- _Task objective_: If a line in the records below contains the word "this", copy it.

Data about app and page elements
#####
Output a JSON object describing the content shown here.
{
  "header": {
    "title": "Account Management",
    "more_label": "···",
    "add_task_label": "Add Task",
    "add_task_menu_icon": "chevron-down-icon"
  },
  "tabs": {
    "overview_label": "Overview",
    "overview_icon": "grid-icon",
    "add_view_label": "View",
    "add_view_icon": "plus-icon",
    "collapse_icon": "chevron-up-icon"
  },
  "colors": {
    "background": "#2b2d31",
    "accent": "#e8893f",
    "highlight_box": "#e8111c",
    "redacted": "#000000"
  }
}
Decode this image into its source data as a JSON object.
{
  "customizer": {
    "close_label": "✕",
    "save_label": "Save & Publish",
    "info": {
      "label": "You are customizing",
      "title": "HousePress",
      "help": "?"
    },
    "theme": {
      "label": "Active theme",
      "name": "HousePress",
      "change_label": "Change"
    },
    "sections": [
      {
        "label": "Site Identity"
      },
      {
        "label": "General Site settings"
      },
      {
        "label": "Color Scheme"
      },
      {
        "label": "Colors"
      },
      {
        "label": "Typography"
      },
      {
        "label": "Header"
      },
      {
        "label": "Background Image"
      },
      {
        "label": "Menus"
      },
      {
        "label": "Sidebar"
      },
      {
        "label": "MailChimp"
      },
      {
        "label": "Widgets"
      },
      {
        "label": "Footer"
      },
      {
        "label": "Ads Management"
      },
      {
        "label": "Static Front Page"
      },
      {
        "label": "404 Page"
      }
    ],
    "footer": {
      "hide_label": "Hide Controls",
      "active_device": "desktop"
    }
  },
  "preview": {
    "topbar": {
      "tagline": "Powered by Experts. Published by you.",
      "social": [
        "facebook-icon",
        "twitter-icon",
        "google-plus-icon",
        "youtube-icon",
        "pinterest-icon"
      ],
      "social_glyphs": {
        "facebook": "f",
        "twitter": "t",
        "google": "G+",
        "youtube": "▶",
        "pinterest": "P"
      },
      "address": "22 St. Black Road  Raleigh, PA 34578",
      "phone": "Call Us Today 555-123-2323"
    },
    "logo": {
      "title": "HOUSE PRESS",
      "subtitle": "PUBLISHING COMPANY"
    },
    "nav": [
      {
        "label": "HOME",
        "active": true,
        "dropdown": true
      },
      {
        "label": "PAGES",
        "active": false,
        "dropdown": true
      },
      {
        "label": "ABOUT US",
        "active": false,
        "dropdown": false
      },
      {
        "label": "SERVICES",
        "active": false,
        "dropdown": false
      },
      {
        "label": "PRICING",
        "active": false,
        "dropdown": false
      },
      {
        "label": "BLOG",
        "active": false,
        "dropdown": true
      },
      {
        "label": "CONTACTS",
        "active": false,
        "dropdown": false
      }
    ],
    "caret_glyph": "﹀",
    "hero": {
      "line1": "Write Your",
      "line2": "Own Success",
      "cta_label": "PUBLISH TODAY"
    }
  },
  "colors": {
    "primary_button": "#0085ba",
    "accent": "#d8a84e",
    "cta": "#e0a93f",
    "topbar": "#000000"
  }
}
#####
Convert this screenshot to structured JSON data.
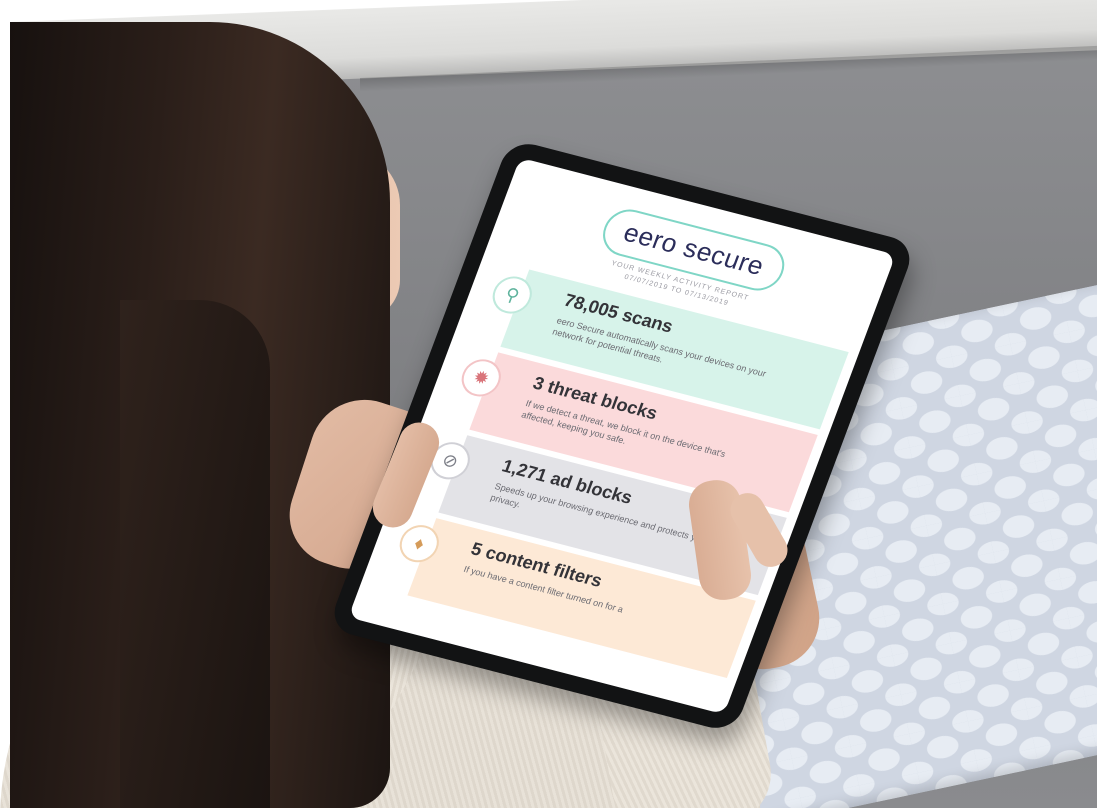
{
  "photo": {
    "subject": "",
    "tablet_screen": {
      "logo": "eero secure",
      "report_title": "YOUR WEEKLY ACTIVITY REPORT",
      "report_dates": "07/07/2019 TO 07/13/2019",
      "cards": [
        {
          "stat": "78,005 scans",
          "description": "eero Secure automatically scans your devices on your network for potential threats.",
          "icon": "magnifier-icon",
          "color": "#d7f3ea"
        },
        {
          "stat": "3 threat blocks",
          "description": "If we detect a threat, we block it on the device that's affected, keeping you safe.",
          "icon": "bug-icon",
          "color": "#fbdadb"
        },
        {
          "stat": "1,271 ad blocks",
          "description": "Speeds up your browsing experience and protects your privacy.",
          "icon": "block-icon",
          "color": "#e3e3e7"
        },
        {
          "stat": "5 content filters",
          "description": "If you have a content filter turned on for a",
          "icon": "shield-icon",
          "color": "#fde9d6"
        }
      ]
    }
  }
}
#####
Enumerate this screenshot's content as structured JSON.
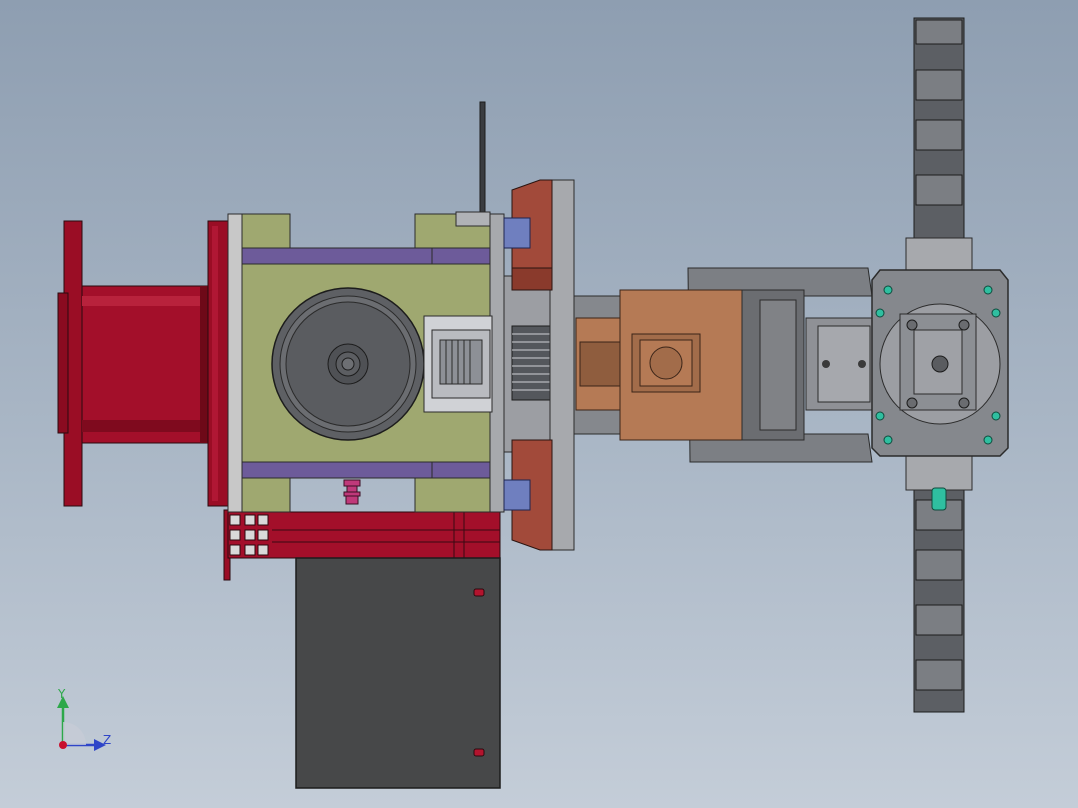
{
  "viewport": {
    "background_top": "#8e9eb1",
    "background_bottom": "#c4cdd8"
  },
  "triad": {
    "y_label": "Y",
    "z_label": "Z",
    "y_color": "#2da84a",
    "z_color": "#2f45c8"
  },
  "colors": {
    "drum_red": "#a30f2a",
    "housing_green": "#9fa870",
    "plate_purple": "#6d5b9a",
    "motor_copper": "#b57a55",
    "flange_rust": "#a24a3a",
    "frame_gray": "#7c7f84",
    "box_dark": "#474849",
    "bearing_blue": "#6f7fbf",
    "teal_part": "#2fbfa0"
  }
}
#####
- _Written answer_:
Decode this image into its source data as a JSON object.
Convert this screenshot to structured JSON data.
Enumerate this screenshot's content as structured JSON.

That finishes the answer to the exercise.